Early sources claimed that the Scarborough raid had official French backing because Thomas was a continental Protestant and England’s Catholic Queen was married to a Spaniard. According to Hicks, this is unlikely, as Henri II would have wished to avoid provoking an Anglo-Spanish alliance. Other theories, such as Thomas as a “stalking horse” or victim of Tudor provocation, are also rejected; indeed the reports you may read can be taken at face value.
Both DNB editions, Burke’s and the Complete Peerage all claim that Thomas had a surviving elder brother. His parents’ first son, Henry, died very young and Thomas’ other brother by that name (later the second Baron) seems to have been born by 1527 and Edward (3rd Baron) in 1536. These three “standard sources” do not correspond perfectly and interpretation is important.
There is a little scope for confusion but, having exchanged e-mail with Professor Hicks during which he summarised one of his sources (1534 pedigree: British Library MS 6672 f.193), Thomas’ position in the family has probably been finalised. However, he claimed on several occasions to have been born before Sir Henry.
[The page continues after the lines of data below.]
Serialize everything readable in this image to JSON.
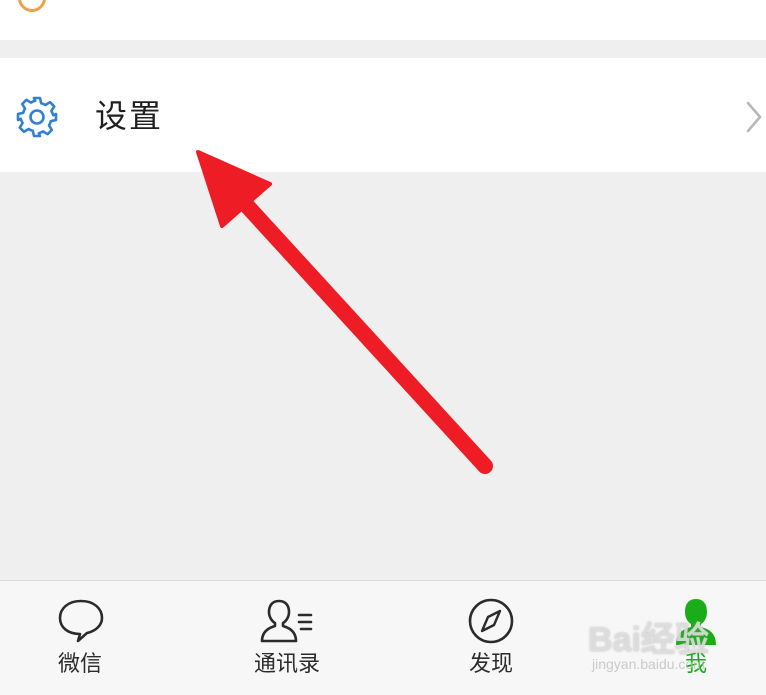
{
  "settings_row": {
    "label": "设置"
  },
  "tabbar": {
    "tabs": [
      {
        "label": "微信",
        "icon": "chat-bubble-icon",
        "active": false
      },
      {
        "label": "通讯录",
        "icon": "contacts-icon",
        "active": false
      },
      {
        "label": "发现",
        "icon": "compass-icon",
        "active": false
      },
      {
        "label": "我",
        "icon": "person-icon",
        "active": true
      }
    ]
  },
  "watermark": {
    "brand": "Bai经验",
    "sub": "jingyan.baidu.com"
  },
  "colors": {
    "accent_green": "#1aad19",
    "gear_blue": "#2f80d6",
    "arrow_red": "#ee1c24"
  }
}
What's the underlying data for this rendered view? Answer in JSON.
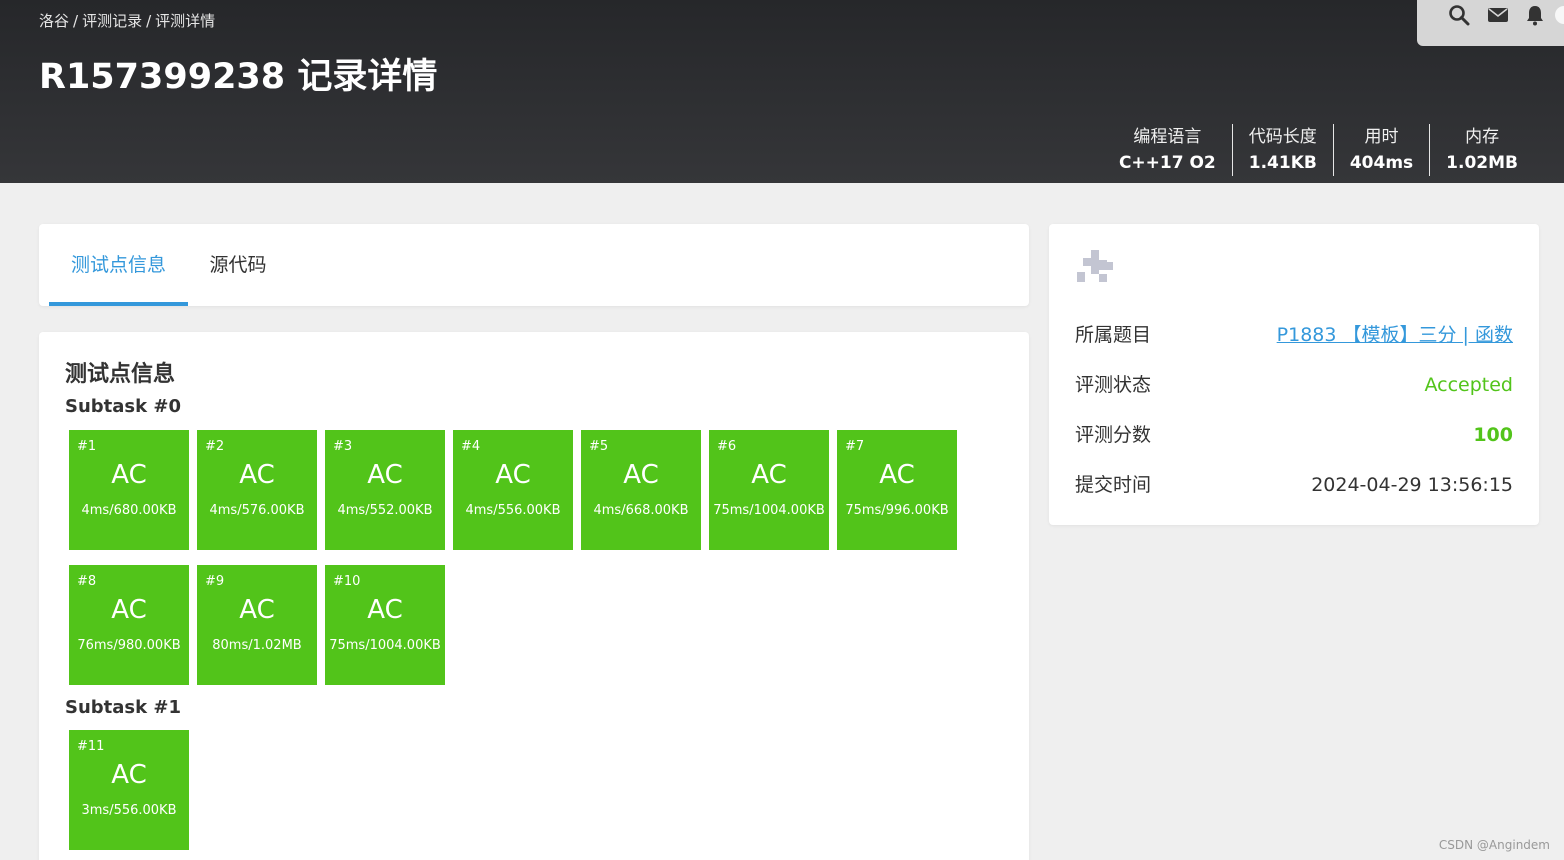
{
  "breadcrumb": [
    "洛谷",
    "评测记录",
    "评测详情"
  ],
  "page_title": "R157399238 记录详情",
  "top_icons": [
    "search-icon",
    "mail-icon",
    "bell-icon"
  ],
  "stats": [
    {
      "label": "编程语言",
      "value": "C++17 O2"
    },
    {
      "label": "代码长度",
      "value": "1.41KB"
    },
    {
      "label": "用时",
      "value": "404ms"
    },
    {
      "label": "内存",
      "value": "1.02MB"
    }
  ],
  "tabs": [
    {
      "label": "测试点信息",
      "active": true
    },
    {
      "label": "源代码",
      "active": false
    }
  ],
  "tests": {
    "title": "测试点信息",
    "subtasks": [
      {
        "name": "Subtask #0",
        "cases": [
          {
            "id": "#1",
            "status": "AC",
            "detail": "4ms/680.00KB"
          },
          {
            "id": "#2",
            "status": "AC",
            "detail": "4ms/576.00KB"
          },
          {
            "id": "#3",
            "status": "AC",
            "detail": "4ms/552.00KB"
          },
          {
            "id": "#4",
            "status": "AC",
            "detail": "4ms/556.00KB"
          },
          {
            "id": "#5",
            "status": "AC",
            "detail": "4ms/668.00KB"
          },
          {
            "id": "#6",
            "status": "AC",
            "detail": "75ms/1004.00KB"
          },
          {
            "id": "#7",
            "status": "AC",
            "detail": "75ms/996.00KB"
          },
          {
            "id": "#8",
            "status": "AC",
            "detail": "76ms/980.00KB"
          },
          {
            "id": "#9",
            "status": "AC",
            "detail": "80ms/1.02MB"
          },
          {
            "id": "#10",
            "status": "AC",
            "detail": "75ms/1004.00KB"
          }
        ]
      },
      {
        "name": "Subtask #1",
        "cases": [
          {
            "id": "#11",
            "status": "AC",
            "detail": "3ms/556.00KB"
          }
        ]
      }
    ]
  },
  "info": {
    "problem_label": "所属题目",
    "problem_value": "P1883 【模板】三分 | 函数",
    "status_label": "评测状态",
    "status_value": "Accepted",
    "score_label": "评测分数",
    "score_value": "100",
    "time_label": "提交时间",
    "time_value": "2024-04-29 13:56:15"
  },
  "colors": {
    "accent": "#3498db",
    "ac_green": "#52c41a",
    "header_bg": "#2b2c2f"
  },
  "watermark": "CSDN @Angindem"
}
This seems to be analogous to the Lancastrian fantasy (of Henry III’s sons) that formed the basis to their claim.
Dictionary of National Biography (Entry by A.F. Pollard, 1897).
New Dictionary of National Biography (Entry by Michael Hicks, 2004).
The Staffords (J.M. Robinson, 2002).
The Earlier Tudors (J.D. Mackie, 1952).
The Tower of London: The Official Illustrated History (Edward Impey & Geoffrey Parnell).
Elizabeth I: A Study of Power and Intellect (Paul Johnson, 1974)
Ecclesiastica Memoria (John Strype, volume 3 part 2, 67-9, 513-9, 1721-33).
Tags: Stafford, Tudors, Yorkists